*Problem requirements*:
Print all of the entries exactly, minus the pictures.

*Supplied material*:
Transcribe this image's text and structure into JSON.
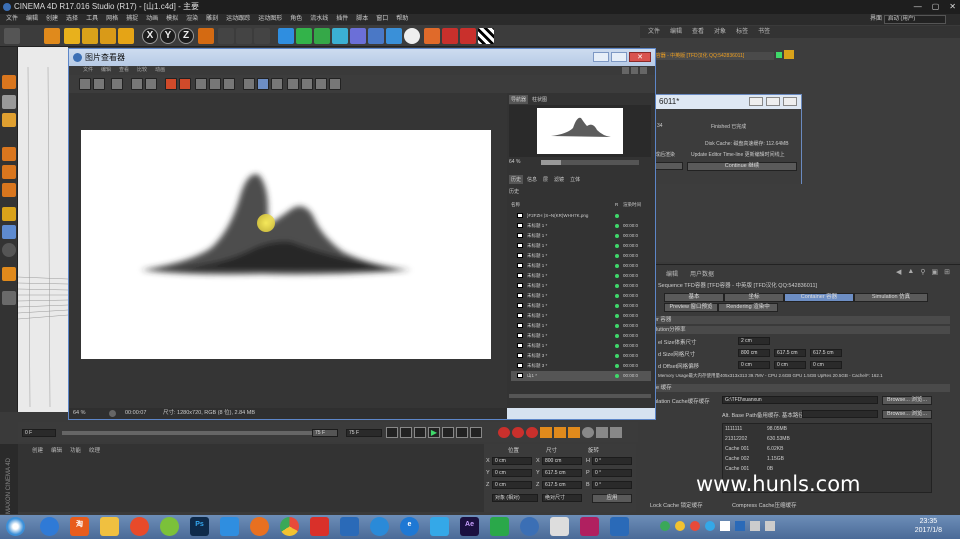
{
  "app": {
    "title": "CINEMA 4D R17.016 Studio (R17) - [山1.c4d] - 主要",
    "window_controls": [
      "—",
      "▢",
      "✕"
    ],
    "right_menu_label": "界面",
    "right_menu_value": "启动 (用户)"
  },
  "menubar": [
    "文件",
    "编辑",
    "创建",
    "选择",
    "工具",
    "网格",
    "捕捉",
    "动画",
    "模拟",
    "渲染",
    "雕刻",
    "运动跟踪",
    "运动图形",
    "角色",
    "流水线",
    "插件",
    "脚本",
    "窗口",
    "帮助"
  ],
  "toolbar": {
    "axis_x": "X",
    "axis_y": "Y",
    "axis_z": "Z"
  },
  "right_panel": {
    "menu": [
      "文件",
      "编辑",
      "查看",
      "对象",
      "标签",
      "书签"
    ],
    "object_row": "TFD容器 - 中英版 [TFD汉化 QQ:542836011]"
  },
  "render_dialog": {
    "title": "6011*",
    "percent": "34",
    "status": "Finished 已完成",
    "disk_cache": "Disk Cache: 磁盘高速缓存: 112.64MB",
    "left_label": "成后渲染",
    "check_label": "Update Editor Time-line 更新编辑时间线上",
    "continue": "Continue 继续"
  },
  "attributes": {
    "menu": [
      "编辑",
      "用户数据"
    ],
    "object_line": "Sequence TFD容器 [TFD容器 - 中英版 [TFD汉化 QQ:542836011]",
    "tabs": [
      "基本",
      "坐标",
      "Container 容器",
      "Simulation 仿真"
    ],
    "tabs2": [
      "Preview 窗口预览",
      "Rendering 渲染中"
    ],
    "section1": "er 容器",
    "section2": "lution分辨率",
    "voxel_label": "el Size体素尺寸",
    "voxel_val": "2 cm",
    "grid_label": "d Size网格尺寸",
    "grid_vals": [
      "800 cm",
      "617.5 cm",
      "617.5 cm"
    ],
    "offset_label": "d Offset网格偏移",
    "offset_vals": [
      "0 cm",
      "0 cm",
      "0 cm"
    ],
    "memory_line": "Memory Usage最大内存使用量405x313x313 39.7MV - CPU 2.6GB GPU 1.5GB UpRes 20.5GB - Cache/F: 162.1",
    "section3": "e 缓存",
    "cache_label": "ulation Cache缓存缓存",
    "cache_path": "G:\\TFD\\xuanxun",
    "browse": "Browse... 浏览...",
    "alt_label": "Alt. Base Path备用缓存. 基本路径",
    "cache_list": [
      [
        "1111111",
        "98.05MB"
      ],
      [
        "21312202",
        "630.53MB"
      ],
      [
        "Cache 001",
        "6.02KB"
      ],
      [
        "Cache 002",
        "1.15GB"
      ],
      [
        "Cache 001",
        "0B"
      ]
    ],
    "lock_cache": "Lock Cache 锁定缓存",
    "compress_cache": "Compress Cache压缩缓存"
  },
  "picture_viewer": {
    "title": "图片查看器",
    "menu": [
      "文件",
      "编辑",
      "查看",
      "比较",
      "动画"
    ],
    "tabs": [
      "导航器",
      "柱状图"
    ],
    "nav_zoom": "64 %",
    "side_tabs": [
      "历史",
      "信息",
      "层",
      "滤镜",
      "立体"
    ],
    "history_label": "历史",
    "history_header": {
      "name": "名称",
      "r": "R",
      "time": "渲染时间"
    },
    "history_items": [
      {
        "name": "}F2FZH )S~N(KR)WHH7K.png",
        "time": ""
      },
      {
        "name": "未标题 1 *",
        "time": "00:00:0"
      },
      {
        "name": "未标题 1 *",
        "time": "00:00:0"
      },
      {
        "name": "未标题 1 *",
        "time": "00:00:0"
      },
      {
        "name": "未标题 1 *",
        "time": "00:00:0"
      },
      {
        "name": "未标题 1 *",
        "time": "00:00:0"
      },
      {
        "name": "未标题 1 *",
        "time": "00:00:0"
      },
      {
        "name": "未标题 1 *",
        "time": "00:00:0"
      },
      {
        "name": "未标题 1 *",
        "time": "00:00:0"
      },
      {
        "name": "未标题 1 *",
        "time": "00:00:0"
      },
      {
        "name": "未标题 1 *",
        "time": "00:00:0"
      },
      {
        "name": "未标题 1 *",
        "time": "00:00:0"
      },
      {
        "name": "未标题 1 *",
        "time": "00:00:0"
      },
      {
        "name": "未标题 1 *",
        "time": "00:00:0"
      },
      {
        "name": "未标题 3 *",
        "time": "00:00:0"
      },
      {
        "name": "未标题 3 *",
        "time": "00:00:0"
      },
      {
        "name": "山1 *",
        "time": "00:00:0"
      }
    ],
    "zoom": "64 %",
    "time": "00:00:07",
    "size_info": "尺寸: 1280x720, RGB (8 位), 2.84 MB"
  },
  "timeline": {
    "start": "0 F",
    "end": "75 F",
    "current": "75 F"
  },
  "lower_panel": {
    "menu": [
      "创建",
      "编辑",
      "功能",
      "纹理"
    ],
    "coord_headers": [
      "位置",
      "尺寸",
      "旋转"
    ],
    "coord_rows": [
      {
        "axis": "X",
        "pos": "0 cm",
        "size": "800 cm",
        "rot_axis": "H",
        "rot": "0 °"
      },
      {
        "axis": "Y",
        "pos": "0 cm",
        "size": "617.5 cm",
        "rot_axis": "P",
        "rot": "0 °"
      },
      {
        "axis": "Z",
        "pos": "0 cm",
        "size": "617.5 cm",
        "rot_axis": "B",
        "rot": "0 °"
      }
    ],
    "mode_select": "对象 (相对)",
    "size_select": "绝对尺寸",
    "apply": "应用"
  },
  "brand": {
    "side_logo": "MAXON CINEMA 4D"
  },
  "watermark": "www.hunls.com",
  "taskbar": {
    "time": "23:35",
    "date": "2017/1/8",
    "apps": [
      "start",
      "ie",
      "taobao",
      "explorer",
      "player",
      "ps",
      "cloud",
      "orange",
      "chrome",
      "rec",
      "bird",
      "blue",
      "edge",
      "cloud2",
      "ae",
      "wechat",
      "c4d",
      "rec2",
      "dialog",
      "shield"
    ]
  },
  "colors": {
    "accent": "#5d86c8",
    "green_dot": "#3fd96a",
    "bg": "#3a3a3a"
  }
}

*Task answer*:
Transcribe this image's text and structure into JSON.
{
  "app": {
    "title": "CINEMA 4D R17.016 Studio (R17) - [山1.c4d] - 主要",
    "window_controls": [
      "—",
      "▢",
      "✕"
    ],
    "right_menu_label": "界面",
    "right_menu_value": "启动 (用户)"
  },
  "menubar": [
    "文件",
    "编辑",
    "创建",
    "选择",
    "工具",
    "网格",
    "捕捉",
    "动画",
    "模拟",
    "渲染",
    "雕刻",
    "运动跟踪",
    "运动图形",
    "角色",
    "流水线",
    "插件",
    "脚本",
    "窗口",
    "帮助"
  ],
  "toolbar": {
    "axis_x": "X",
    "axis_y": "Y",
    "axis_z": "Z"
  },
  "right_panel": {
    "menu": [
      "文件",
      "编辑",
      "查看",
      "对象",
      "标签",
      "书签"
    ],
    "object_row": "TFD容器 - 中英版 [TFD汉化 QQ:542836011]"
  },
  "render_dialog": {
    "title": "6011*",
    "percent": "34",
    "status": "Finished 已完成",
    "disk_cache": "Disk Cache: 磁盘高速缓存: 112.64MB",
    "left_label": "成后渲染",
    "check_label": "Update Editor Time-line 更新编辑时间线上",
    "continue": "Continue 继续"
  },
  "attributes": {
    "menu": [
      "编辑",
      "用户数据"
    ],
    "object_line": "Sequence TFD容器 [TFD容器 - 中英版 [TFD汉化 QQ:542836011]",
    "tabs": [
      "基本",
      "坐标",
      "Container 容器",
      "Simulation 仿真"
    ],
    "tabs2": [
      "Preview 窗口预览",
      "Rendering 渲染中"
    ],
    "section1": "er 容器",
    "section2": "lution分辨率",
    "voxel_label": "el Size体素尺寸",
    "voxel_val": "2 cm",
    "grid_label": "d Size网格尺寸",
    "grid_vals": [
      "800 cm",
      "617.5 cm",
      "617.5 cm"
    ],
    "offset_label": "d Offset网格偏移",
    "offset_vals": [
      "0 cm",
      "0 cm",
      "0 cm"
    ],
    "memory_line": "Memory Usage最大内存使用量405x313x313 39.7MV - CPU 2.6GB GPU 1.5GB UpRes 20.5GB - Cache/F: 162.1",
    "section3": "e 缓存",
    "cache_label": "ulation Cache缓存缓存",
    "cache_path": "G:\\TFD\\xuanxun",
    "browse": "Browse... 浏览...",
    "alt_label": "Alt. Base Path备用缓存. 基本路径",
    "cache_list": [
      [
        "1111111",
        "98.05MB"
      ],
      [
        "21312202",
        "630.53MB"
      ],
      [
        "Cache 001",
        "6.02KB"
      ],
      [
        "Cache 002",
        "1.15GB"
      ],
      [
        "Cache 001",
        "0B"
      ]
    ],
    "lock_cache": "Lock Cache 锁定缓存",
    "compress_cache": "Compress Cache压缩缓存"
  },
  "picture_viewer": {
    "title": "图片查看器",
    "menu": [
      "文件",
      "编辑",
      "查看",
      "比较",
      "动画"
    ],
    "tabs": [
      "导航器",
      "柱状图"
    ],
    "nav_zoom": "64 %",
    "side_tabs": [
      "历史",
      "信息",
      "层",
      "滤镜",
      "立体"
    ],
    "history_label": "历史",
    "history_header": {
      "name": "名称",
      "r": "R",
      "time": "渲染时间"
    },
    "history_items": [
      {
        "name": "}F2FZH )S~N(KR)WHH7K.png",
        "time": ""
      },
      {
        "name": "未标题 1 *",
        "time": "00:00:0"
      },
      {
        "name": "未标题 1 *",
        "time": "00:00:0"
      },
      {
        "name": "未标题 1 *",
        "time": "00:00:0"
      },
      {
        "name": "未标题 1 *",
        "time": "00:00:0"
      },
      {
        "name": "未标题 1 *",
        "time": "00:00:0"
      },
      {
        "name": "未标题 1 *",
        "time": "00:00:0"
      },
      {
        "name": "未标题 1 *",
        "time": "00:00:0"
      },
      {
        "name": "未标题 1 *",
        "time": "00:00:0"
      },
      {
        "name": "未标题 1 *",
        "time": "00:00:0"
      },
      {
        "name": "未标题 1 *",
        "time": "00:00:0"
      },
      {
        "name": "未标题 1 *",
        "time": "00:00:0"
      },
      {
        "name": "未标题 1 *",
        "time": "00:00:0"
      },
      {
        "name": "未标题 1 *",
        "time": "00:00:0"
      },
      {
        "name": "未标题 3 *",
        "time": "00:00:0"
      },
      {
        "name": "未标题 3 *",
        "time": "00:00:0"
      },
      {
        "name": "山1 *",
        "time": "00:00:0"
      }
    ],
    "zoom": "64 %",
    "time": "00:00:07",
    "size_info": "尺寸: 1280x720, RGB (8 位), 2.84 MB"
  },
  "timeline": {
    "start": "0 F",
    "end": "75 F",
    "current": "75 F"
  },
  "lower_panel": {
    "menu": [
      "创建",
      "编辑",
      "功能",
      "纹理"
    ],
    "coord_headers": [
      "位置",
      "尺寸",
      "旋转"
    ],
    "coord_rows": [
      {
        "axis": "X",
        "pos": "0 cm",
        "size": "800 cm",
        "rot_axis": "H",
        "rot": "0 °"
      },
      {
        "axis": "Y",
        "pos": "0 cm",
        "size": "617.5 cm",
        "rot_axis": "P",
        "rot": "0 °"
      },
      {
        "axis": "Z",
        "pos": "0 cm",
        "size": "617.5 cm",
        "rot_axis": "B",
        "rot": "0 °"
      }
    ],
    "mode_select": "对象 (相对)",
    "size_select": "绝对尺寸",
    "apply": "应用"
  },
  "brand": {
    "side_logo": "MAXON CINEMA 4D"
  },
  "watermark": "www.hunls.com",
  "taskbar": {
    "time": "23:35",
    "date": "2017/1/8",
    "apps": [
      "start",
      "ie",
      "taobao",
      "explorer",
      "player",
      "ps",
      "cloud",
      "orange",
      "chrome",
      "rec",
      "bird",
      "blue",
      "edge",
      "cloud2",
      "ae",
      "wechat",
      "c4d",
      "rec2",
      "dialog",
      "shield"
    ]
  },
  "colors": {
    "accent": "#5d86c8",
    "green_dot": "#3fd96a",
    "bg": "#3a3a3a"
  }
}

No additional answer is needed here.